*** STUDY MATERIAL
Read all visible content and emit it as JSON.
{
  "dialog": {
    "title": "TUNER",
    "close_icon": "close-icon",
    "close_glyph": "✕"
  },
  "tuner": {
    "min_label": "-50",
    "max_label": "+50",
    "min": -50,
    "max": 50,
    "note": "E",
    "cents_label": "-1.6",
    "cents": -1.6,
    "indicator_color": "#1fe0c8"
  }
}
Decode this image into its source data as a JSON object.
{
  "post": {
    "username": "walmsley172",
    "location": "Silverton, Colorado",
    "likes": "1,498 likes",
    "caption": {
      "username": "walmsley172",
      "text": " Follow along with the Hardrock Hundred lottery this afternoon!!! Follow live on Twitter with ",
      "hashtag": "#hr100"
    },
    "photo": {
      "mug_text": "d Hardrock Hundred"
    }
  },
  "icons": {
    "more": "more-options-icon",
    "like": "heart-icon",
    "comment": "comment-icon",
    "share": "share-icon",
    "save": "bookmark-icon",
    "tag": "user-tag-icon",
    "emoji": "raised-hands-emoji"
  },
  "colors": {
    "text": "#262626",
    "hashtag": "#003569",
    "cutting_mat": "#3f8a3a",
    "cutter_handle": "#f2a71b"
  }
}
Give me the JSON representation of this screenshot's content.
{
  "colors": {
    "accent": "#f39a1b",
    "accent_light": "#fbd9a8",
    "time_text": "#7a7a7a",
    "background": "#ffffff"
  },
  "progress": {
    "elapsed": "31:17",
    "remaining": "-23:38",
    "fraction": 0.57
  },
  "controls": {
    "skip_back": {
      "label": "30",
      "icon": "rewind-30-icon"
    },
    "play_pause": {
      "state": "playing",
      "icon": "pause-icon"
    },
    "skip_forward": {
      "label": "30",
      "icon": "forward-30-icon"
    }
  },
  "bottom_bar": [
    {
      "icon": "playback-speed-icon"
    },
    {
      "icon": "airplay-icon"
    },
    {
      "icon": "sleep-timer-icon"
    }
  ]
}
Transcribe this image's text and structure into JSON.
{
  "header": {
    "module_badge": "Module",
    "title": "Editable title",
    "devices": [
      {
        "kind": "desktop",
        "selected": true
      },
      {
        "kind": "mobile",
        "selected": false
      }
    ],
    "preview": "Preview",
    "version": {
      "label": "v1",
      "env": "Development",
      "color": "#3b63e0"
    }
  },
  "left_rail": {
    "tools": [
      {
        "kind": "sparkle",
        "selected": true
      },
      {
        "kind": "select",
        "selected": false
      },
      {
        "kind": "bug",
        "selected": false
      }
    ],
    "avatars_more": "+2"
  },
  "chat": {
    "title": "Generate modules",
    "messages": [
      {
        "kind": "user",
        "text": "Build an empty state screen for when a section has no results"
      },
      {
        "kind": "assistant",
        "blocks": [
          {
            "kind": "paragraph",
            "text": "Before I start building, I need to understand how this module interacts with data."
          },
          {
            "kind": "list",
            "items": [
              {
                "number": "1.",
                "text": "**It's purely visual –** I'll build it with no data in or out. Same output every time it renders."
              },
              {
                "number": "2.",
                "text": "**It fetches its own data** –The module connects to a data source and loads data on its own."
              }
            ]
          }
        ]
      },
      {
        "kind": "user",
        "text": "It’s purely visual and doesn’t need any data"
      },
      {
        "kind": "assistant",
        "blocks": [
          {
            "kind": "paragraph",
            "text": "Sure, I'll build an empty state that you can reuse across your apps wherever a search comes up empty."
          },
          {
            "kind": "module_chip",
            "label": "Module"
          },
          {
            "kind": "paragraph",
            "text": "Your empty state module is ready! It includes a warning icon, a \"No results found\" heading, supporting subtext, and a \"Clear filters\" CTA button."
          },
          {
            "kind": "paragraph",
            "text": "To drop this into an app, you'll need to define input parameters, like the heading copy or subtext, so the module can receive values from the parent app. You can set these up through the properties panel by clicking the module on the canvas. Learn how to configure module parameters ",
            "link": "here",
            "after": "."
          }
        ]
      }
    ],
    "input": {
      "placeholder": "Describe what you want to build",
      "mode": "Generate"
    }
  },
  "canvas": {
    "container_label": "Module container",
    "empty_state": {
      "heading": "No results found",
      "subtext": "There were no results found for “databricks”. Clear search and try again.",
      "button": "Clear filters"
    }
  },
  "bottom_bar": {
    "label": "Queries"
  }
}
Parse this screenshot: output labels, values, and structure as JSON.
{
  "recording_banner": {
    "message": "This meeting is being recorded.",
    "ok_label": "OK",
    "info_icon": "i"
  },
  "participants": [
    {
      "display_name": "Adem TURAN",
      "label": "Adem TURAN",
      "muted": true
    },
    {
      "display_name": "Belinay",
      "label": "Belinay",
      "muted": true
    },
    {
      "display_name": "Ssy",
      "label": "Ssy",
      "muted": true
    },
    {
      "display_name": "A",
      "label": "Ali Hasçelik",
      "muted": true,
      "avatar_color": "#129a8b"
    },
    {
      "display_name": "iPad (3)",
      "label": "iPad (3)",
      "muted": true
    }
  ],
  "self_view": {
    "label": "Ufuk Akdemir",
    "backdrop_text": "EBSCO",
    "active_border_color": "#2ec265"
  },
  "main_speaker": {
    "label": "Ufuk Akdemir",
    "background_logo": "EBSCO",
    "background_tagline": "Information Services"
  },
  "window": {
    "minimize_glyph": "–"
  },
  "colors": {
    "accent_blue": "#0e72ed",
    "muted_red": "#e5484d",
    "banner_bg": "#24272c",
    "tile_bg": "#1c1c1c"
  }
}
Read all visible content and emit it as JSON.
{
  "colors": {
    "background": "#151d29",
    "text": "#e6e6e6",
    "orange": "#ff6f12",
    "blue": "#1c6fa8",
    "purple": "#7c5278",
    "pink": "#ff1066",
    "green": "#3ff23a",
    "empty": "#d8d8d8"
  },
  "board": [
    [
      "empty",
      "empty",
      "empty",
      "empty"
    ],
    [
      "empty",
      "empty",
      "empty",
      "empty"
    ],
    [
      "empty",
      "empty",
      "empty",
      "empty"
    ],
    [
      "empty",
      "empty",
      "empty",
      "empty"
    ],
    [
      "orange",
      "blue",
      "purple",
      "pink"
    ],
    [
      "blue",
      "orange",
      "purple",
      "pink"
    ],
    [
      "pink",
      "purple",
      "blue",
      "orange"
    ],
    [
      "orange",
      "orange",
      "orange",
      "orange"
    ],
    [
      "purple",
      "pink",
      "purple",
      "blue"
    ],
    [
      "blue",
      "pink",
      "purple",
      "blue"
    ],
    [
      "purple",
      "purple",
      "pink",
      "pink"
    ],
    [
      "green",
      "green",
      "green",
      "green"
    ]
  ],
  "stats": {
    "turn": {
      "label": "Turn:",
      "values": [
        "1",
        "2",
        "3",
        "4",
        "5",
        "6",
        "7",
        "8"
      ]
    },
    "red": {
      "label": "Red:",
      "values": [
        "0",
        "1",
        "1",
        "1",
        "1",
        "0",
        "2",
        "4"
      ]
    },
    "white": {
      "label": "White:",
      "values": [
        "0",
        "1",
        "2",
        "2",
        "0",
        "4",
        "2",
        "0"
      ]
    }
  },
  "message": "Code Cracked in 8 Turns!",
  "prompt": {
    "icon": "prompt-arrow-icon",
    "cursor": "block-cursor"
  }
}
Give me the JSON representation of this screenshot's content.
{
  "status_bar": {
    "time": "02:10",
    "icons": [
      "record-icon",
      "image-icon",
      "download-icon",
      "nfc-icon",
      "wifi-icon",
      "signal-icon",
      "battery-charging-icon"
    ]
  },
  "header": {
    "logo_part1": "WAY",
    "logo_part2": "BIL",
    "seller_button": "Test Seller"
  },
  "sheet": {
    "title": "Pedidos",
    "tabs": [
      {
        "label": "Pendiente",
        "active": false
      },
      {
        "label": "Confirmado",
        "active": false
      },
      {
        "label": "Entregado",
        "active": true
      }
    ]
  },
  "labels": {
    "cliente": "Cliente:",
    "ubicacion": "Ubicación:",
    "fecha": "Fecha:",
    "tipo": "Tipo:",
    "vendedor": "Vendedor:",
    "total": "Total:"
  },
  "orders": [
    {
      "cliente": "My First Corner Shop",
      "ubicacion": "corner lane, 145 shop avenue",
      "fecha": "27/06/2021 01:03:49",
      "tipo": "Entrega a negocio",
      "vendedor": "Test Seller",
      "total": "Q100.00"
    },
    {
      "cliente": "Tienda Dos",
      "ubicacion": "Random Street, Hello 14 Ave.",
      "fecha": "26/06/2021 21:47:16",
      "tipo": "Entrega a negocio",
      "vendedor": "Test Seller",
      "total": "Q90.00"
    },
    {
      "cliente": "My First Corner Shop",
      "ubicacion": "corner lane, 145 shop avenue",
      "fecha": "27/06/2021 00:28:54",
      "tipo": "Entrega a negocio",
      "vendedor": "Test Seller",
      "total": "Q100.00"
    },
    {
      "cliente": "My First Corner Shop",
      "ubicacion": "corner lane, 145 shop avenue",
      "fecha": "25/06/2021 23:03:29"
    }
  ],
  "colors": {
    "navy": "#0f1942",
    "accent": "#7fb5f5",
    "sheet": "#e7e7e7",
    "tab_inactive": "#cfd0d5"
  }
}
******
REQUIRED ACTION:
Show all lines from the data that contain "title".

RESULT:
    "title": "TUNER",
    "title": "Editable title",
    "title": "Generate modules",
    "title": "Pedidos",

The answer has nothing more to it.